Repeat the data exactly. Pictures are not part of the copy.

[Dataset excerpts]
※ ※ ※
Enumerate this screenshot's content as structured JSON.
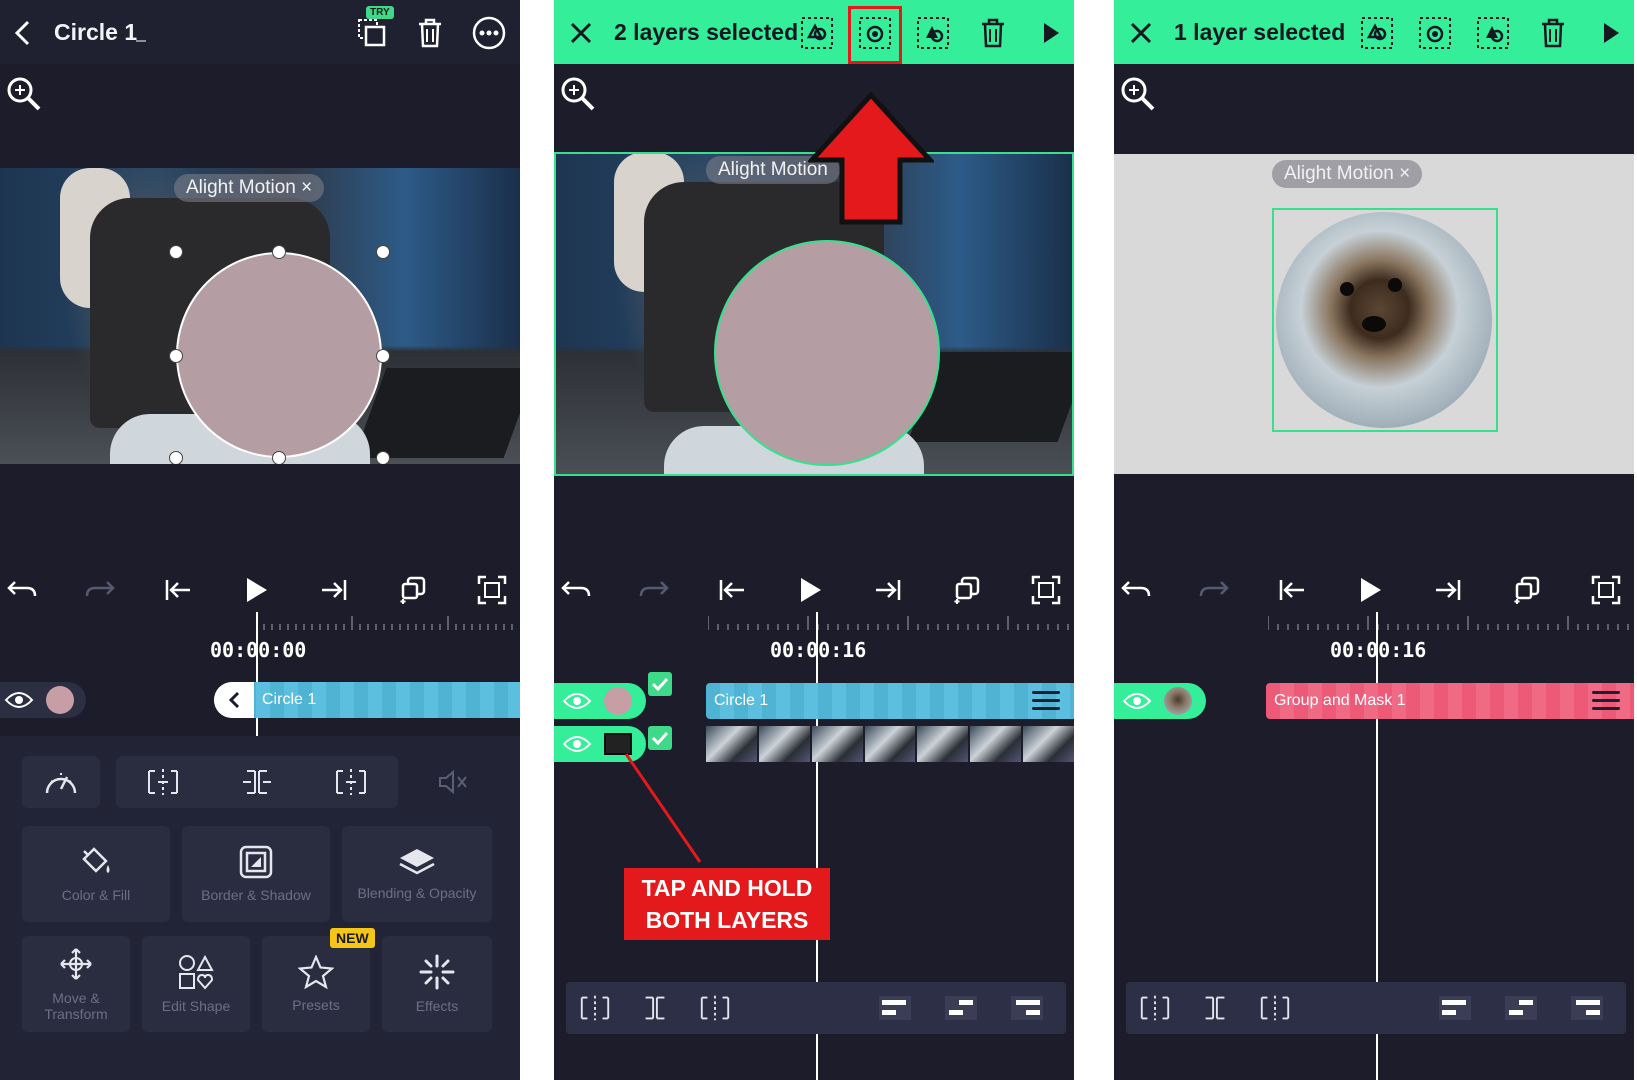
{
  "panels": [
    {
      "header": {
        "title": "Circle 1",
        "try_badge": "TRY"
      },
      "watermark": "Alight Motion ×",
      "timecode": "00:00:00",
      "layer": {
        "name": "Circle 1"
      },
      "tiles": [
        {
          "label": "Color & Fill"
        },
        {
          "label": "Border & Shadow"
        },
        {
          "label": "Blending & Opacity"
        },
        {
          "label": "Move & Transform"
        },
        {
          "label": "Edit Shape"
        },
        {
          "label": "Presets"
        },
        {
          "label": "Effects"
        }
      ],
      "new_badge": "NEW"
    },
    {
      "header": {
        "title": "2 layers selected"
      },
      "watermark": "Alight Motion",
      "timecode": "00:00:16",
      "layers": [
        {
          "name": "Circle 1"
        },
        {
          "name": ""
        }
      ],
      "callout": {
        "line1": "TAP AND HOLD",
        "line2": "BOTH LAYERS"
      }
    },
    {
      "header": {
        "title": "1 layer selected"
      },
      "watermark": "Alight Motion ×",
      "timecode": "00:00:16",
      "layer": {
        "name": "Group and Mask 1"
      }
    }
  ],
  "colors": {
    "bg_dark": "#1c1c2b",
    "header_green": "#34ee9a",
    "circle_fill": "#b49ea3",
    "circle_layer_bar": "#4fb3d3",
    "group_layer_bar": "#ec5a78",
    "annotation_red": "#e3191c",
    "canvas_light": "#d9d9d9"
  }
}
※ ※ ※
[Written response]
Enumerate this screenshot's content as structured JSON.
{
  "panels": [
    {
      "header": {
        "title": "Circle 1",
        "try_badge": "TRY"
      },
      "watermark": "Alight Motion ×",
      "timecode": "00:00:00",
      "layer": {
        "name": "Circle 1"
      },
      "tiles": [
        {
          "label": "Color & Fill"
        },
        {
          "label": "Border & Shadow"
        },
        {
          "label": "Blending & Opacity"
        },
        {
          "label": "Move & Transform"
        },
        {
          "label": "Edit Shape"
        },
        {
          "label": "Presets"
        },
        {
          "label": "Effects"
        }
      ],
      "new_badge": "NEW"
    },
    {
      "header": {
        "title": "2 layers selected"
      },
      "watermark": "Alight Motion",
      "timecode": "00:00:16",
      "layers": [
        {
          "name": "Circle 1"
        },
        {
          "name": ""
        }
      ],
      "callout": {
        "line1": "TAP AND HOLD",
        "line2": "BOTH LAYERS"
      }
    },
    {
      "header": {
        "title": "1 layer selected"
      },
      "watermark": "Alight Motion ×",
      "timecode": "00:00:16",
      "layer": {
        "name": "Group and Mask 1"
      }
    }
  ],
  "colors": {
    "bg_dark": "#1c1c2b",
    "header_green": "#34ee9a",
    "circle_fill": "#b49ea3",
    "circle_layer_bar": "#4fb3d3",
    "group_layer_bar": "#ec5a78",
    "annotation_red": "#e3191c",
    "canvas_light": "#d9d9d9"
  }
}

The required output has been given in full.